Maybe it’s because I haven’t watched the Phase One stuff in so long, but I truly forgot how great the original Iron Man is. It’s definitely the best of the Iron Man films and much better than most of the Phase Two and Phase Three movies. It was smaller, simpler and actually told a story instead of being a dozen big action sequences strung together by a fragile plot thread.

This is the origin story of Iron Man and really Tony Stark, even though some of the sequels to this flesh out his backstory more. This doesn’t get too bogged down in the origin stuff though, as it does a great job of focusing on the main story and moving forward. Plus, that post credits scene sets up what’s to come with the formation of the Avengers and a hint at something much larger than just Stark’s world. In fact, Nick Fury even states that Stark isn’t the first superhero, alluding to Captain America and possibly even Captain Marvel, who ten years later, still hasn’t gotten her movie.

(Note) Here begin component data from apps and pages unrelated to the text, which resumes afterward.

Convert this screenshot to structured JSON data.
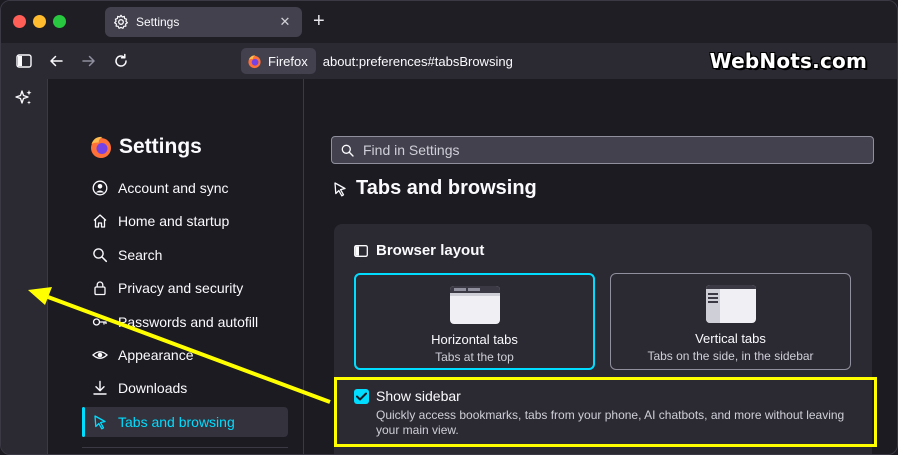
{
  "window": {
    "tab": {
      "title": "Settings",
      "icon": "gear-icon"
    },
    "new_tab_label": "+"
  },
  "toolbar": {
    "identity_label": "Firefox",
    "url": "about:preferences#tabsBrowsing",
    "watermark": "WebNots.com"
  },
  "sidebar_nav": {
    "title": "Settings",
    "items": [
      {
        "label": "Account and sync",
        "icon": "account-icon"
      },
      {
        "label": "Home and startup",
        "icon": "home-icon"
      },
      {
        "label": "Search",
        "icon": "search-icon"
      },
      {
        "label": "Privacy and security",
        "icon": "lock-icon"
      },
      {
        "label": "Passwords and autofill",
        "icon": "key-icon"
      },
      {
        "label": "Appearance",
        "icon": "eye-icon"
      },
      {
        "label": "Downloads",
        "icon": "download-icon"
      },
      {
        "label": "Tabs and browsing",
        "icon": "pointer-icon",
        "selected": true
      }
    ]
  },
  "main": {
    "search_placeholder": "Find in Settings",
    "section_title": "Tabs and browsing",
    "card": {
      "title": "Browser layout",
      "options": [
        {
          "title": "Horizontal tabs",
          "subtitle": "Tabs at the top",
          "selected": true
        },
        {
          "title": "Vertical tabs",
          "subtitle": "Tabs on the side, in the sidebar",
          "selected": false
        }
      ],
      "checkbox": {
        "label": "Show sidebar",
        "checked": true,
        "description": "Quickly access bookmarks, tabs from your phone, AI chatbots, and more without leaving your main view."
      }
    }
  },
  "colors": {
    "accent": "#00ddff",
    "annotation": "#ffff00",
    "background": "#1c1b22",
    "panel": "#2b2a33"
  }
}
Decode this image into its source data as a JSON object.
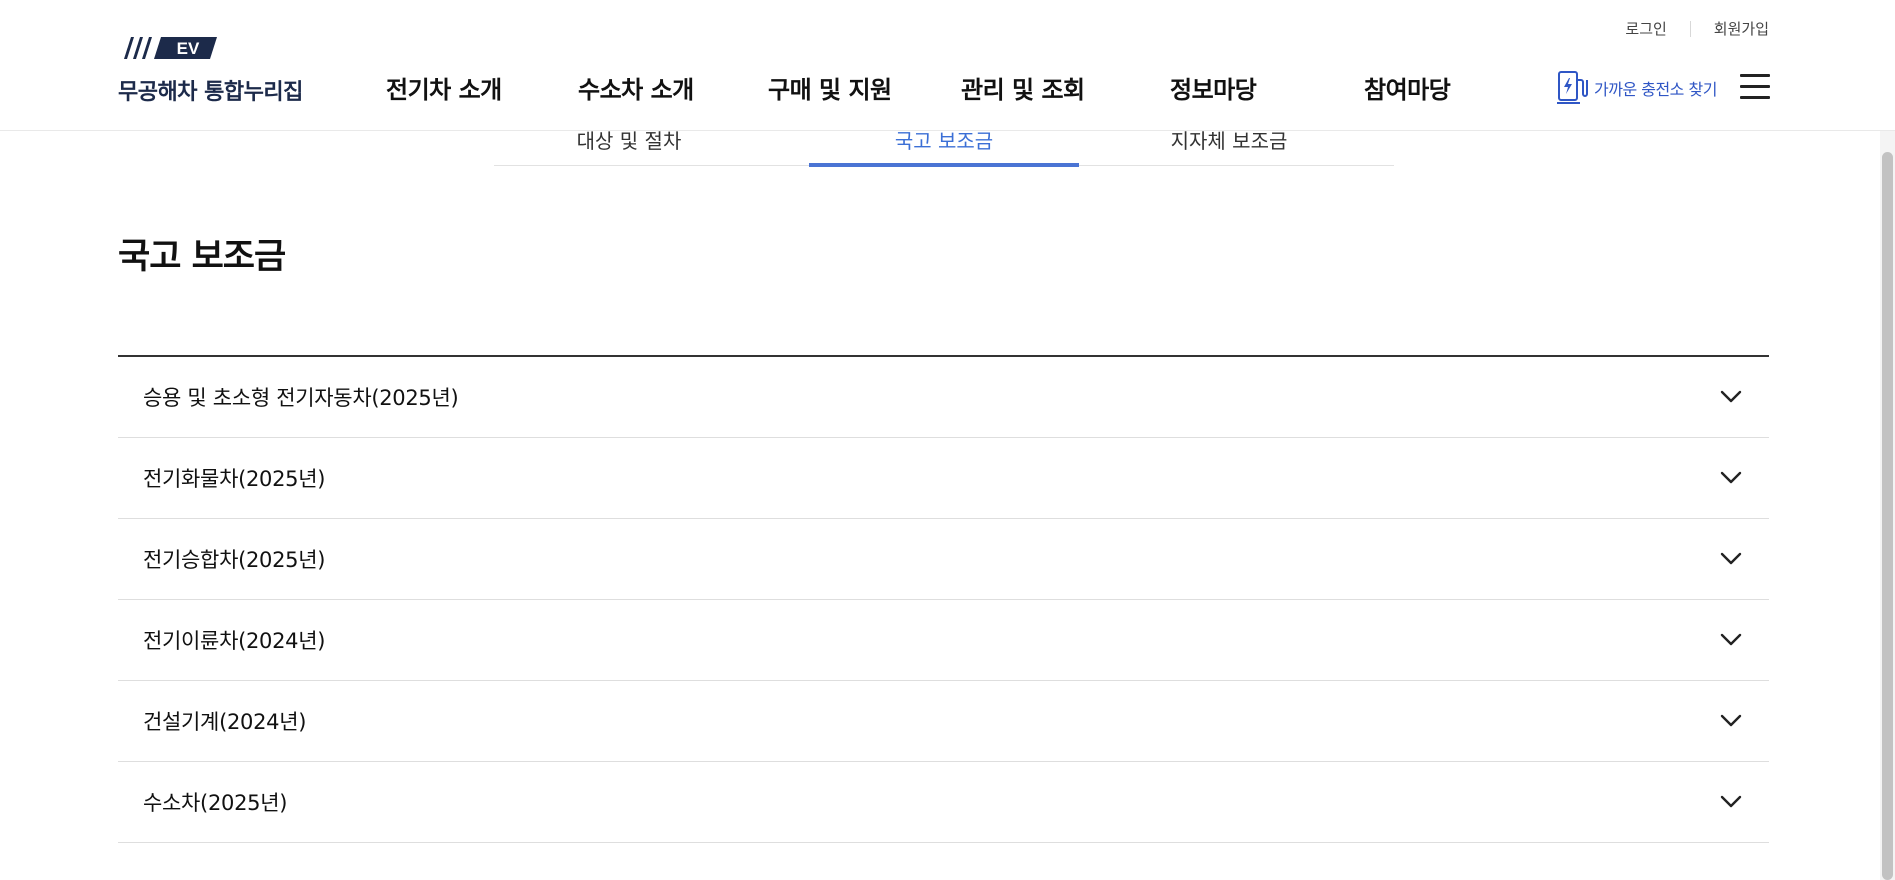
{
  "header": {
    "logo": {
      "badge": "EV",
      "name": "무공해차 통합누리집"
    },
    "util": {
      "login": "로그인",
      "signup": "회원가입"
    },
    "nav": [
      "전기차 소개",
      "수소차 소개",
      "구매 및 지원",
      "관리 및 조회",
      "정보마당",
      "참여마당"
    ],
    "charger_link": "가까운 충전소 찾기",
    "icons": {
      "charger": "ev-charger-icon",
      "menu": "hamburger-menu-icon"
    },
    "colors": {
      "brand_navy": "#1c2a4a",
      "link_blue": "#2f56c5"
    }
  },
  "subtabs": {
    "items": [
      "대상 및 절차",
      "국고 보조금",
      "지자체 보조금"
    ],
    "active_index": 1,
    "active_color": "#4a74d4"
  },
  "page_title": "국고 보조금",
  "accordion": {
    "items": [
      "승용 및 초소형 전기자동차(2025년)",
      "전기화물차(2025년)",
      "전기승합차(2025년)",
      "전기이륜차(2024년)",
      "건설기계(2024년)",
      "수소차(2025년)"
    ],
    "icon": "chevron-down-icon"
  }
}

Iron Man is just so well acted, well constructed and Jon Favreau did a fine job directing it, even though he got to play a role in it and other Iron Man-related films after this one.

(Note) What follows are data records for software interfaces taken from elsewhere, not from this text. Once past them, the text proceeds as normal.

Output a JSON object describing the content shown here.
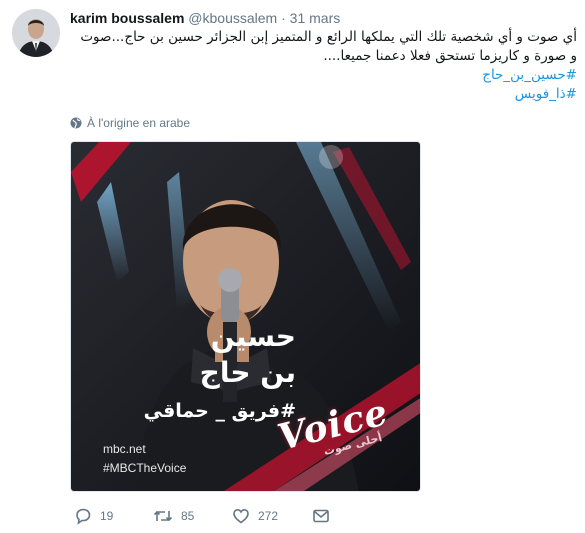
{
  "tweet": {
    "author_name": "karim boussalem",
    "handle": "@kboussalem",
    "separator": "·",
    "date": "31 mars",
    "text_line1": "أي صوت و أي شخصية تلك التي يملكها  الرائع و المتميز إبن  الجزائر حسين بن حاج...صوت",
    "text_line2": "و صورة و كاريزما  تستحق فعلا  دعمنا جميعا....",
    "hashtag1": "#حسين_بن_حاج",
    "hashtag2": "#ذا_فويس",
    "translation_note": "À l'origine en arabe"
  },
  "media": {
    "overlay_name_line1": "حسين",
    "overlay_name_line2": "بن حاج",
    "overlay_team": "#فريق _ حماقي",
    "overlay_site": "mbc.net",
    "overlay_hashtag": "#MBCTheVoice",
    "logo_text": "Voice",
    "logo_subtext": "أحلى صوت",
    "colors": {
      "background": "#1c1d22",
      "accent": "#c4122f",
      "light": "#4fb3e8"
    }
  },
  "actions": {
    "reply_count": "19",
    "retweet_count": "85",
    "like_count": "272",
    "icons": [
      "reply-icon",
      "retweet-icon",
      "like-icon",
      "direct-message-icon"
    ]
  }
}
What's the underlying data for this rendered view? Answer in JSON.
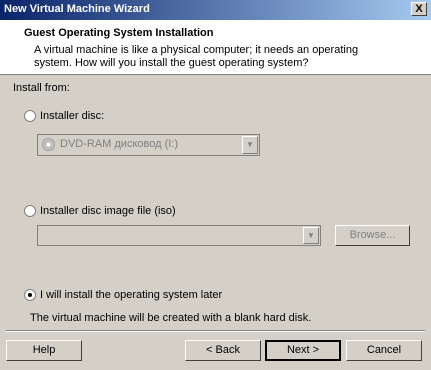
{
  "window": {
    "title": "New Virtual Machine Wizard",
    "close_glyph": "X"
  },
  "header": {
    "title": "Guest Operating System Installation",
    "description": "A virtual machine is like a physical computer; it needs an operating system. How will you install the guest operating system?"
  },
  "install_from": {
    "label": "Install from:",
    "options": [
      {
        "label": "Installer disc:",
        "selected": false
      },
      {
        "label": "Installer disc image file (iso)",
        "selected": false
      },
      {
        "label": "I will install the operating system later",
        "selected": true
      }
    ],
    "disc_dropdown_value": "DVD-RAM дисковод (I:)",
    "iso_dropdown_value": "",
    "browse_label": "Browse...",
    "later_note": "The virtual machine will be created with a blank hard disk."
  },
  "footer": {
    "help": "Help",
    "back": "< Back",
    "next": "Next >",
    "cancel": "Cancel"
  }
}
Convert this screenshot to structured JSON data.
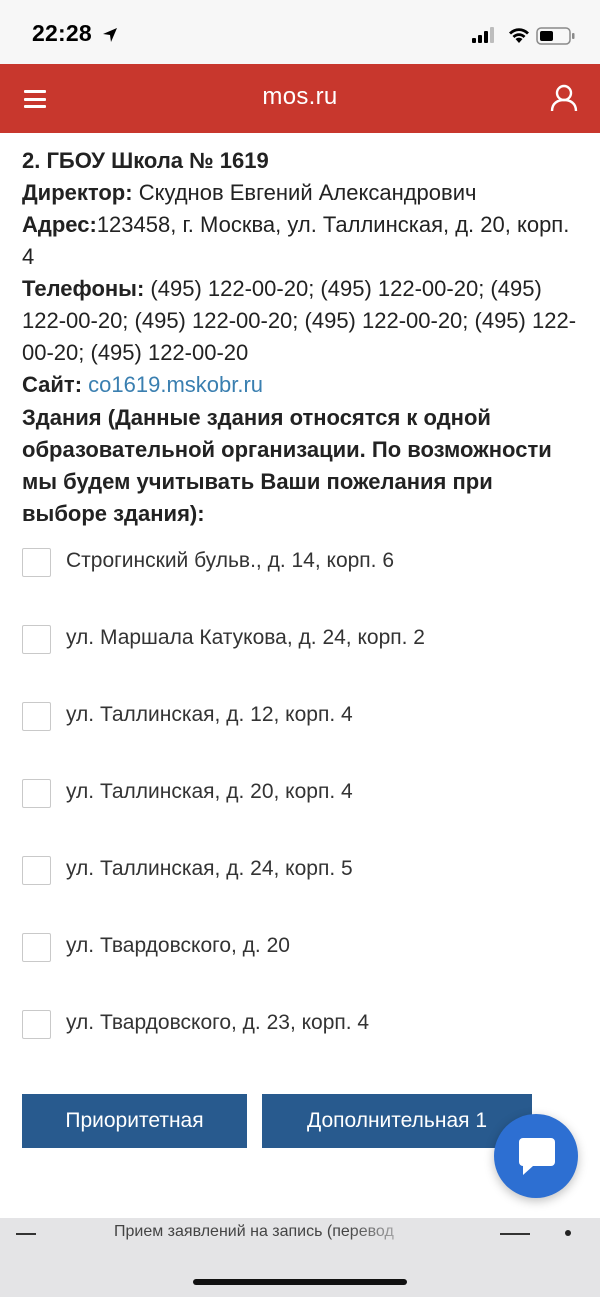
{
  "status_bar": {
    "time": "22:28"
  },
  "header": {
    "title": "mos.ru",
    "accent_color": "#c8372d",
    "icons": [
      "hamburger-menu-icon",
      "user-icon"
    ]
  },
  "school": {
    "title": "2. ГБОУ Школа № 1619",
    "director_label": "Директор:",
    "director_value": " Скуднов Евгений Александрович",
    "address_label": "Адрес:",
    "address_value": "123458, г. Москва, ул. Таллинская, д. 20, корп. 4",
    "phones_label": "Телефоны:",
    "phones_value": " (495) 122-00-20; (495) 122-00-20; (495) 122-00-20; (495) 122-00-20; (495) 122-00-20; (495) 122-00-20; (495) 122-00-20",
    "site_label": "Сайт:",
    "site_value": "co1619.mskobr.ru"
  },
  "buildings": {
    "heading": "Здания (Данные здания относятся к одной образовательной организации. По возможности мы будем учитывать Ваши пожелания при выборе здания):",
    "items": [
      {
        "label": "Строгинский бульв., д. 14, корп. 6",
        "checked": false
      },
      {
        "label": "ул. Маршала Катукова, д. 24, корп. 2",
        "checked": false
      },
      {
        "label": "ул. Таллинская, д. 12, корп. 4",
        "checked": false
      },
      {
        "label": "ул. Таллинская, д. 20, корп. 4",
        "checked": false
      },
      {
        "label": "ул. Таллинская, д. 24, корп. 5",
        "checked": false
      },
      {
        "label": "ул. Твардовского, д. 20",
        "checked": false
      },
      {
        "label": "ул. Твардовского, д. 23, корп. 4",
        "checked": false
      }
    ]
  },
  "actions": {
    "priority_label": "Приоритетная",
    "additional_label": "Дополнительная 1",
    "button_color": "#285a8e"
  },
  "chat": {
    "icon": "chat-bubble-icon",
    "color": "#2d6fd2"
  },
  "bottom_bar": {
    "text": "Прием заявлений на запись (перевод"
  }
}
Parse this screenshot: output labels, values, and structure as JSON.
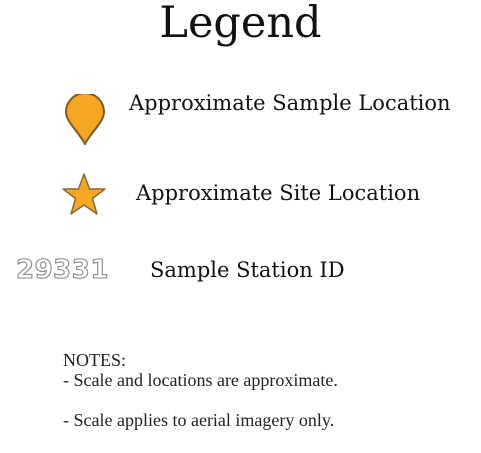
{
  "legend": {
    "title": "Legend",
    "items": [
      {
        "icon": "map-pin-icon",
        "label": "Approximate Sample Location",
        "color": "#F5A623",
        "outline": "#7a5a20"
      },
      {
        "icon": "star-icon",
        "label": "Approximate Site Location",
        "color": "#F5A623",
        "outline": "#8a6a30"
      },
      {
        "icon": "station-id-text",
        "example": "29331",
        "label": "Sample Station ID"
      }
    ]
  },
  "notes": {
    "heading": "NOTES:",
    "lines": [
      "- Scale and locations are approximate.",
      "- Scale applies to aerial imagery only."
    ]
  }
}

This is small in comparison to the Marvel films that would come later but I think that’s why I like it so much. It’s a bit more grounded in reality, emotion and something actually genuine.

Robert Downey Jr. is the perfect Tony Stark but we all know that by this point. It’s like he was born to play the role and everything else before this, as great as many of his films were, was just preparation for this role, the biggest thing he’s ever been a part of.

Jeff Bridges was fantastic as the first ever Marvel Cinematic Universe villain. He was a powerful and charismatic choice and still, better than most of the other villains that have come and gone. Granted, other than less than a handful of characters, Marvel has had an issue with managing their bad guys in these pictures.

This was a perfect start to the larger Avengers universe. I think we knew how good this was, at the time, but seeing it now, with so many other Marvel movies having come out after it, helps put into perspective how good this motion picture was.

Rating: 8.5/10
Pairs well with: Iron Man 2Iron Man 3, Captain America: Civil War.